Fortunately, it started out well with an amuse bouche that was essentially a miniaturized version of a stuffed baked potato, using fingerling potatoes, shredded cheese, cream and bacon. This was the start of something good.

Throughout the meal we got to know the head chef of the place and he dropped a few insights for us. Probably the craziest insight of all is that the menu literally changes every month. No, not everything, but almost all of it. I can’t even imagine how hard that must be, because I’ve been making the same stir fry for the past 12 years.

So the meats.
So the meats.

Nonetheless, we moved onto a cheese and charcuterie plate which, at the time, included coppa, capicola, speck, cheddar, buffalo gorgonzola and goat cheese. Each bite was awesome, and I feel like a lot of the credit for how good the meat was goes to how thinly it was sliced. There is a time and place for thick-cut cured meats, but this was not it and we were all the better for it.

French, deconstructed and then reconstituted.
French, deconstructed and then reconstituted.

Midway through the meal, the chef brought out a concept he had been working on for us. It was essentially a “deconstructed” French onion soup, where the broth is poured into a bowl containing all of the random ingredients right at the table while you watch. Conceptually, it was awesome and of course I loved the cheese, but it was overly salty for my taste and I was glad to be a part of the test. Hopefully it will be on the menu soon (if it hasn’t been slotted already), but with a little less salt.

But why cabbage?
But why cabbage?

Finally, for my main course I went with the Braised Short Ribs. I liked the idea of the whipped horseradish potatoes and charred parsnip puree, but they also came with braised red cabbage. I didn’t have the heart to order without because the chef had been so damn nice, but as soon as the dish came out I scraped those suckers off. Regardless of the cabbage, this was one heck of a short rib dish. The meat was incredibly tender, moist and flavorful. The potatoes and puree played a nice second fiddle and were welcome in every bite. I could have stopped there, but of course we had to try dessert.

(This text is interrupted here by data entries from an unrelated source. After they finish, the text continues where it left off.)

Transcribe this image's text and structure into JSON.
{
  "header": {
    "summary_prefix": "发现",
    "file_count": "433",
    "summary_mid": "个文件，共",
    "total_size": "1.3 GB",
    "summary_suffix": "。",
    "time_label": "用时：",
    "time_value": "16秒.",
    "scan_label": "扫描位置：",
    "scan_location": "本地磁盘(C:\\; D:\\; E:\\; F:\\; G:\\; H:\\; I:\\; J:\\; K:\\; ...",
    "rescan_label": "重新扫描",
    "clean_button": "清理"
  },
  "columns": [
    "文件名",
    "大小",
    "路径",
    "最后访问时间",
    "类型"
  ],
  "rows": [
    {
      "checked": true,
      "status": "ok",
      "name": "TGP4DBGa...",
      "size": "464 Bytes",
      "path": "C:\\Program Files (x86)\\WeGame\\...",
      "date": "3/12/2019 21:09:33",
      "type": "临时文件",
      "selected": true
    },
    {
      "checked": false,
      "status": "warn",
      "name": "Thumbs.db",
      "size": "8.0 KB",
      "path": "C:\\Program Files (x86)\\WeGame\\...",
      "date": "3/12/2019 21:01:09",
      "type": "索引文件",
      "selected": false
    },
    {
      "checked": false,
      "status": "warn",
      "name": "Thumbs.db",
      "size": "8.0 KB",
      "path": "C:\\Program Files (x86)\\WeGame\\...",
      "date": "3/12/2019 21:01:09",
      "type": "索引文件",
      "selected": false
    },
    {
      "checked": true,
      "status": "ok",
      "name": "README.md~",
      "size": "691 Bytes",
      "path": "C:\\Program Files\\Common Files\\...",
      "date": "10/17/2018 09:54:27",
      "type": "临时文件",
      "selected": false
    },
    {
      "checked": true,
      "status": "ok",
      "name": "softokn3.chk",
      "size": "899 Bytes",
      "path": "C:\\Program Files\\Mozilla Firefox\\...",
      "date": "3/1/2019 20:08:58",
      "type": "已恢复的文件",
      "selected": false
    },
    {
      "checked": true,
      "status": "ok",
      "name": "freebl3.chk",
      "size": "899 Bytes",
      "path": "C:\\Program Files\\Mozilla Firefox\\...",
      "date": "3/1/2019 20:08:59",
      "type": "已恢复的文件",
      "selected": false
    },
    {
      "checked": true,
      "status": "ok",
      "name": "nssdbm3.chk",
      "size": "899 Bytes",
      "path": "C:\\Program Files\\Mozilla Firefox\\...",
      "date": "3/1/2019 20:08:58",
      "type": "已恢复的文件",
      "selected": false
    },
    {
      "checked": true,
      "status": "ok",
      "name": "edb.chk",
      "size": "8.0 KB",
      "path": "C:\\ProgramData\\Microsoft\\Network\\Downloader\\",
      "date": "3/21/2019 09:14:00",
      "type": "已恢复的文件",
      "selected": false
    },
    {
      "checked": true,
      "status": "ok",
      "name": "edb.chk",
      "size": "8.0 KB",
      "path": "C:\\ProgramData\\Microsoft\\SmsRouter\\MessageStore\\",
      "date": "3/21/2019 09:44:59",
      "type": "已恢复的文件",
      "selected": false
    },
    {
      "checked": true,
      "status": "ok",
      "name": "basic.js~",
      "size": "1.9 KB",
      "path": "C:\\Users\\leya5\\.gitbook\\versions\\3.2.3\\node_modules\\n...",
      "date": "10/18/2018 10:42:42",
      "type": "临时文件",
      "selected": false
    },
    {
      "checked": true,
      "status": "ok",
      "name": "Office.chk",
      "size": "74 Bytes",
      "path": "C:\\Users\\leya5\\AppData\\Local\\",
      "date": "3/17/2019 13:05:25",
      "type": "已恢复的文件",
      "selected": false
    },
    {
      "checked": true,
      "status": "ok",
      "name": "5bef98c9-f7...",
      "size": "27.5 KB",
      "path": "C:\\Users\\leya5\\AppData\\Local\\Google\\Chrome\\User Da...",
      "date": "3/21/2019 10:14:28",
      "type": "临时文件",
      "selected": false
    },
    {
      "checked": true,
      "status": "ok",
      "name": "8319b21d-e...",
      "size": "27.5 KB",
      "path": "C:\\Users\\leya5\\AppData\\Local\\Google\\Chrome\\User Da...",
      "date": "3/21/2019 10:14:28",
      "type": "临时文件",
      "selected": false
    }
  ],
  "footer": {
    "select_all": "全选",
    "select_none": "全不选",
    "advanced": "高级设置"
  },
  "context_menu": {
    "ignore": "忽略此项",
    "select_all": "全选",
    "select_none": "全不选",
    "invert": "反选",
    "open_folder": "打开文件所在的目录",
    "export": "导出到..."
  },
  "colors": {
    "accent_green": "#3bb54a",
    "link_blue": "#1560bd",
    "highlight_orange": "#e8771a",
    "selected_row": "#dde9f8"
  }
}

Mascarpone my heart.
Mascarpone my heart.

Against my better judgment, we got the Squash-Bread French Toast. Obviously I don’t like squash, but my wife wanted it, the chef said it was good, and frankly I was too full of food to disagree. So we got it. And it didn’t taste like squash, so that was a win. In fact, it tasted pretty good, but I would have traded it in for more thin-sliced speck with that mascarpone any day.

As far as the Winter Wonderland menu of December 2016 (I know, I’m stupidly behind on these posts) goes, I was a big fan of The Eatery. And from what I could tell, I would be a fan of pretty much any other monthly menu that gets churned out.